Death of the Business Mobile Phone?Natasha Lomas
The business phone is dead—that's the message coming out of the Mobile World Congress trade show in Barcelona as a raft of industry players line up to show off products, software and services designed for individuals.
In the mobile sphere this is the age of customisable phones; identikit handsets designed merely to do a work job are looking increasingly endangered.
Microsoft CEO Steve Ballmer repeated Redmond's message from last year: people want a device they can use for work and play. Ballmer was in Barcelona to announce the next iteration of the Windows Mobile OS—6.5—which has had a graphical makeover to make it more to consumers' tastes.
He said: "People don't want a phone for work and a phone for their personal life—they want a single phone that they can use to access all of the information and all of the people in their lives that are important. They want a phone that is connected and integrated with all of the other sources and places that they use information.
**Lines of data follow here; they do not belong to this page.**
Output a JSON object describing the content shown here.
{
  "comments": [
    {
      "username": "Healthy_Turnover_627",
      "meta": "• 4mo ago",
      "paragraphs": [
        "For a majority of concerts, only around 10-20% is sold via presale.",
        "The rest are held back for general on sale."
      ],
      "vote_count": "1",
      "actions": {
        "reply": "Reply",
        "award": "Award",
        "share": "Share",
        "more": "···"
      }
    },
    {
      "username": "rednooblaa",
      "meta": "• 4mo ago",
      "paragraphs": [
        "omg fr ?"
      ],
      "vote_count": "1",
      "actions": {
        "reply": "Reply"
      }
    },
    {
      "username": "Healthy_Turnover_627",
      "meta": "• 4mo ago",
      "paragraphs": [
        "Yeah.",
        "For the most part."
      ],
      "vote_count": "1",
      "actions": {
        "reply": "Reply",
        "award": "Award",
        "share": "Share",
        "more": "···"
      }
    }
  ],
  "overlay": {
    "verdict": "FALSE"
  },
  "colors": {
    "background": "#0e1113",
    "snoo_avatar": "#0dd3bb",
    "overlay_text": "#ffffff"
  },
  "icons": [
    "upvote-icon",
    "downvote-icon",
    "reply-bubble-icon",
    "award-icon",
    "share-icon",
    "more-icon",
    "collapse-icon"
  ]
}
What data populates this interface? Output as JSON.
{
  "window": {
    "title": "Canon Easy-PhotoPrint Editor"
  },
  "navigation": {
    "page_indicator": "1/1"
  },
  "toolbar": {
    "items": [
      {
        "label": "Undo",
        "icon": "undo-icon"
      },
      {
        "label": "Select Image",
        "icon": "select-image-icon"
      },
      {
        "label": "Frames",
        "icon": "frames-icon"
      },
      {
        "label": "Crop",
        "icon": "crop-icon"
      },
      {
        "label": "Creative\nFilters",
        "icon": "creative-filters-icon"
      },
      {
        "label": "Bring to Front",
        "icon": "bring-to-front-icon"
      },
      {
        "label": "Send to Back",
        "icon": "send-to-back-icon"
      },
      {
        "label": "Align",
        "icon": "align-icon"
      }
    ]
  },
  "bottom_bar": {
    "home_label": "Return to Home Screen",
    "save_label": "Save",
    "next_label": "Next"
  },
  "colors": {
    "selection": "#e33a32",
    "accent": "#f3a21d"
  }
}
"At Microsoft our vision is to deliver one platform that extends across the PC, the phone, the TV and the web and connects us all to the information and people that we really care about."
Meanwhile at Nokia's press event, its president and CEO, Olli-Pekka Kallasvuo, also took up this theme by debunking the myth that the 'E' in its E-Series of phones stands solely for 'Enterprise'.
He said: "In the past many believed that our E-Series is exclusively for enterprise. But that's simply not the case. Today E-Series stands for 'efficiency'."
Nokia's view is that people want to make efficient use of their personal time too—and with work and life increasingly intertwined that's getting ever more crucial.
The world's largest mobile maker announced the launch of the E55—a compact keyboard version of its popular E71 smart phone—and the E75, the newest incarnation of its communicator brand: a mini communicator. According to Nokia, more than 10 million E-Series devices shipped last year and Kallasvuo was keen to point out the E71 has been singled out for a variety of consumer gadget awards.
He continued: "Don't get me wrong, enterprise customers are still very important and we have been making great progress over the past year in refining our offer."
Elsewhere at Mobile World Congress consumer-oriented mobile makers continue to dine out on smartphone growth, with the likes of HTC, LG and Samsung all launching new devices. Sony Ericsson also previewed an iPhone rival device codenamed Idou—with a full touchscreen interface, its Walkman MP3 playing software and a 12.1MP camera.
The company revealed its thinking has shifted away from siloed products dedicated to being best in class in a single function, such as the camera, and is now leaning more towards a philosophy of enabling consumers to both communicate and be entertained on the one device.